The Anthony Davis dilemma
According to Adrian Wojnarowski of ESPN, Anthony Davis wants to move to a winning franchise as soon as possible.
Agent Rich Paul has notified the New Orleans Pelicans that All-NBA forward Anthony Davis has no intention of signing a contract extension if and when presented and that he has requested a trade, Paul told ESPN on Monday.— Adrian Wojnarowski (@wojespn) January 28, 2019
As well as the Nuggets are playing right now, having Anthony Davis next to Nikola Jokic on the Nuggets roster would provide Denver with a championship level foundation. Two of the most dominant big men in the 21st century would fit extremely well together - Jokic as a playmaker, Davis as a finisher and defender - and offer the Nuggets a chance at something so talented that a title would immediately be on the table.
If you’re the Nuggets, and the Pelicans want a palatable amount of assets, you do the deal. It’s great that Denver has so many playable bodies when everyone is healthy, but when the playoffs come around, only the best seven or eight guys will play consistent minutes. Having Anthony Davis playing 40 minutes a night in the playoffs for the next several years elevates Denver’s ceiling massively, possibly to the threshold of the Warriors.
If Davis doesn’t guarantee he will re-sign, Denver can offer Paul Millsap and Gary Harris has the base of the package while using Malik Beasley, Juancho Hernangomez, and draft picks as an additional incentive. The Pelicans stay competitive with this package and commit to a Jrue Holiday-Gary Harris backcourt as their foundation for awhile. This probably doesn’t excite the Pelicans though, so Denver will have to add some assets. It’s also a difficult proposition to match salaries, given that Davis makes just over $25 million and Harris and Millsap combine for just over $45 million.
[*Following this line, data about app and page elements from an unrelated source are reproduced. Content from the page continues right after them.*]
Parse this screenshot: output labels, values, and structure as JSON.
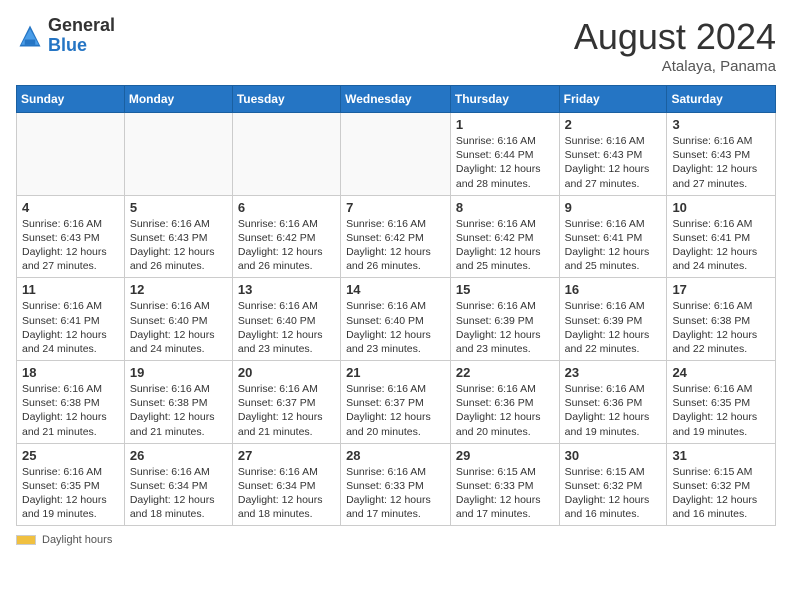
{
  "logo": {
    "general": "General",
    "blue": "Blue"
  },
  "title": "August 2024",
  "location": "Atalaya, Panama",
  "days_of_week": [
    "Sunday",
    "Monday",
    "Tuesday",
    "Wednesday",
    "Thursday",
    "Friday",
    "Saturday"
  ],
  "footer": {
    "label": "Daylight hours"
  },
  "weeks": [
    [
      {
        "day": "",
        "info": ""
      },
      {
        "day": "",
        "info": ""
      },
      {
        "day": "",
        "info": ""
      },
      {
        "day": "",
        "info": ""
      },
      {
        "day": "1",
        "info": "Sunrise: 6:16 AM\nSunset: 6:44 PM\nDaylight: 12 hours and 28 minutes."
      },
      {
        "day": "2",
        "info": "Sunrise: 6:16 AM\nSunset: 6:43 PM\nDaylight: 12 hours and 27 minutes."
      },
      {
        "day": "3",
        "info": "Sunrise: 6:16 AM\nSunset: 6:43 PM\nDaylight: 12 hours and 27 minutes."
      }
    ],
    [
      {
        "day": "4",
        "info": "Sunrise: 6:16 AM\nSunset: 6:43 PM\nDaylight: 12 hours and 27 minutes."
      },
      {
        "day": "5",
        "info": "Sunrise: 6:16 AM\nSunset: 6:43 PM\nDaylight: 12 hours and 26 minutes."
      },
      {
        "day": "6",
        "info": "Sunrise: 6:16 AM\nSunset: 6:42 PM\nDaylight: 12 hours and 26 minutes."
      },
      {
        "day": "7",
        "info": "Sunrise: 6:16 AM\nSunset: 6:42 PM\nDaylight: 12 hours and 26 minutes."
      },
      {
        "day": "8",
        "info": "Sunrise: 6:16 AM\nSunset: 6:42 PM\nDaylight: 12 hours and 25 minutes."
      },
      {
        "day": "9",
        "info": "Sunrise: 6:16 AM\nSunset: 6:41 PM\nDaylight: 12 hours and 25 minutes."
      },
      {
        "day": "10",
        "info": "Sunrise: 6:16 AM\nSunset: 6:41 PM\nDaylight: 12 hours and 24 minutes."
      }
    ],
    [
      {
        "day": "11",
        "info": "Sunrise: 6:16 AM\nSunset: 6:41 PM\nDaylight: 12 hours and 24 minutes."
      },
      {
        "day": "12",
        "info": "Sunrise: 6:16 AM\nSunset: 6:40 PM\nDaylight: 12 hours and 24 minutes."
      },
      {
        "day": "13",
        "info": "Sunrise: 6:16 AM\nSunset: 6:40 PM\nDaylight: 12 hours and 23 minutes."
      },
      {
        "day": "14",
        "info": "Sunrise: 6:16 AM\nSunset: 6:40 PM\nDaylight: 12 hours and 23 minutes."
      },
      {
        "day": "15",
        "info": "Sunrise: 6:16 AM\nSunset: 6:39 PM\nDaylight: 12 hours and 23 minutes."
      },
      {
        "day": "16",
        "info": "Sunrise: 6:16 AM\nSunset: 6:39 PM\nDaylight: 12 hours and 22 minutes."
      },
      {
        "day": "17",
        "info": "Sunrise: 6:16 AM\nSunset: 6:38 PM\nDaylight: 12 hours and 22 minutes."
      }
    ],
    [
      {
        "day": "18",
        "info": "Sunrise: 6:16 AM\nSunset: 6:38 PM\nDaylight: 12 hours and 21 minutes."
      },
      {
        "day": "19",
        "info": "Sunrise: 6:16 AM\nSunset: 6:38 PM\nDaylight: 12 hours and 21 minutes."
      },
      {
        "day": "20",
        "info": "Sunrise: 6:16 AM\nSunset: 6:37 PM\nDaylight: 12 hours and 21 minutes."
      },
      {
        "day": "21",
        "info": "Sunrise: 6:16 AM\nSunset: 6:37 PM\nDaylight: 12 hours and 20 minutes."
      },
      {
        "day": "22",
        "info": "Sunrise: 6:16 AM\nSunset: 6:36 PM\nDaylight: 12 hours and 20 minutes."
      },
      {
        "day": "23",
        "info": "Sunrise: 6:16 AM\nSunset: 6:36 PM\nDaylight: 12 hours and 19 minutes."
      },
      {
        "day": "24",
        "info": "Sunrise: 6:16 AM\nSunset: 6:35 PM\nDaylight: 12 hours and 19 minutes."
      }
    ],
    [
      {
        "day": "25",
        "info": "Sunrise: 6:16 AM\nSunset: 6:35 PM\nDaylight: 12 hours and 19 minutes."
      },
      {
        "day": "26",
        "info": "Sunrise: 6:16 AM\nSunset: 6:34 PM\nDaylight: 12 hours and 18 minutes."
      },
      {
        "day": "27",
        "info": "Sunrise: 6:16 AM\nSunset: 6:34 PM\nDaylight: 12 hours and 18 minutes."
      },
      {
        "day": "28",
        "info": "Sunrise: 6:16 AM\nSunset: 6:33 PM\nDaylight: 12 hours and 17 minutes."
      },
      {
        "day": "29",
        "info": "Sunrise: 6:15 AM\nSunset: 6:33 PM\nDaylight: 12 hours and 17 minutes."
      },
      {
        "day": "30",
        "info": "Sunrise: 6:15 AM\nSunset: 6:32 PM\nDaylight: 12 hours and 16 minutes."
      },
      {
        "day": "31",
        "info": "Sunrise: 6:15 AM\nSunset: 6:32 PM\nDaylight: 12 hours and 16 minutes."
      }
    ]
  ]
}
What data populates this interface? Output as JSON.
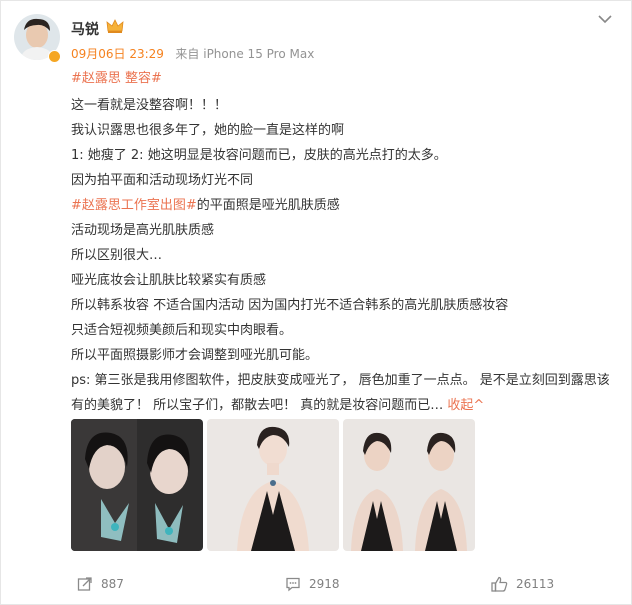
{
  "post": {
    "username": "马锐",
    "meta": {
      "time": "09月06日 23:29",
      "source": "来自 iPhone 15 Pro Max"
    },
    "hashtags": "#赵露思 整容#",
    "lines": [
      "这一看就是没整容啊！！！",
      "我认识露思也很多年了，她的脸一直是这样的啊",
      "1: 她瘦了 2: 她这明显是妆容问题而已，皮肤的高光点打的太多。",
      "因为拍平面和活动现场灯光不同",
      "",
      "活动现场是高光肌肤质感",
      "所以区别很大…",
      "哑光底妆会让肌肤比较紧实有质感",
      "所以韩系妆容 不适合国内活动 因为国内打光不适合韩系的高光肌肤质感妆容",
      "只适合短视频美颜后和现实中肉眼看。",
      "所以平面照摄影师才会调整到哑光肌可能。"
    ],
    "tag_line": {
      "tag": "#赵露思工作室出图#",
      "text": "的平面照是哑光肌肤质感"
    },
    "ps": "ps:   第三张是我用修图软件，把皮肤变成哑光了，  唇色加重了一点点。  是不是立刻回到露思该有的美貌了！ 所以宝子们，都散去吧！  真的就是妆容问题而已…",
    "collapse_label": "收起^"
  },
  "footer": {
    "repost_count": "887",
    "comment_count": "2918",
    "like_count": "26113"
  },
  "icons": {
    "crown": "vip-crown-icon",
    "more": "chevron-down-icon",
    "repost": "repost-icon",
    "comment": "comment-icon",
    "like": "thumbs-up-icon"
  },
  "colors": {
    "accent": "#eb7350",
    "time": "#f5821f",
    "text": "#333333",
    "meta": "#939393"
  }
}
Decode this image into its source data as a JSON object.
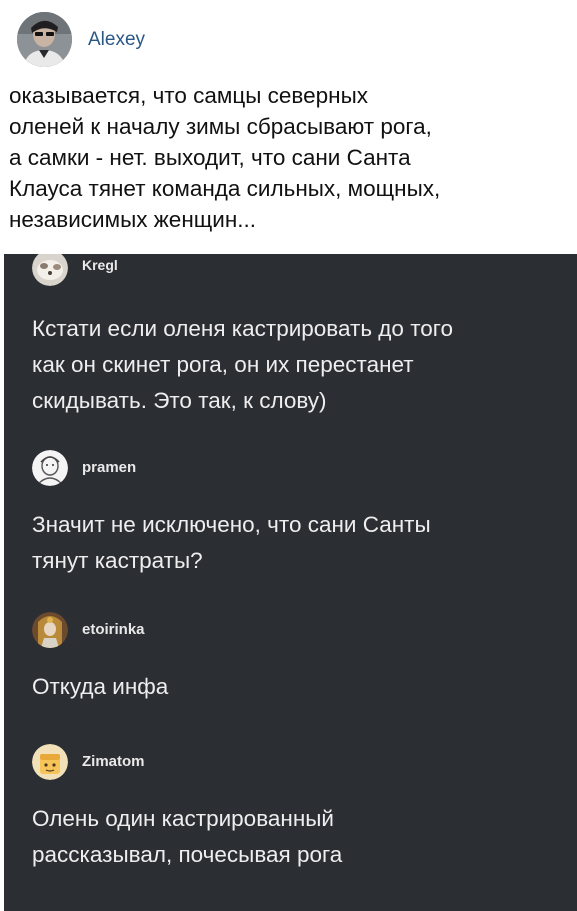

Inserting Murray into the deal would be tough, but if Davis were to say he would re-sign, then it’s a no-brainer for Denver. Millsap would go out in the same deal, and then Denver has extra assets to swing New Orleans, from Michael Porter Jr. and Jarred Vanderbilt to Malik Beasley and Juancho Hernangomez. In any case, there are very few two person player combinations opposing teams could offer New Orleans that would trump Denver offering Murray and Porter. Even the Boston Celtics would struggle to match that deal if they choose to include Jayson Tatum, which they may just avoid altogether.
Either way, the Nuggets should explore this avenue. Players like Davis are once-in-a-generation. Jokic is a similar talent. Pairing the two is something that very few teams in the NBA can truly comprehend. It’s just a matter of going for it.
It shouldn’t surprise anyone if the Nuggets stand pat during this deadline period. They deserve the opportunity to reap the benefits of starting the season well. However, the best teams in the NBA became the best because they were proactive. The Milwaukee Bucks took a chance on a lumbering center in Brook Lopez this offseason, turning him into a three-point sniper. The Toronto Raptors took a chance acquiring Kawhi Leonard this offseason, shipping out one of the best players the franchise has ever seen in DeMar DeRozan. It has certainly worked out for them. The Boston Celtics have continued to make proactive deals, including one last year to acquire Marcus Morris, who it turns out is really good.
It’s hard to say “you need to get better” to a 33-15 squad, but the Nuggets do have opportunities to shore up their playoff rotation and championship caliber core going forward. Will they rest on their laurels? Will they continue to search for players to help them be the best they can be?
February 7th is fast approaching.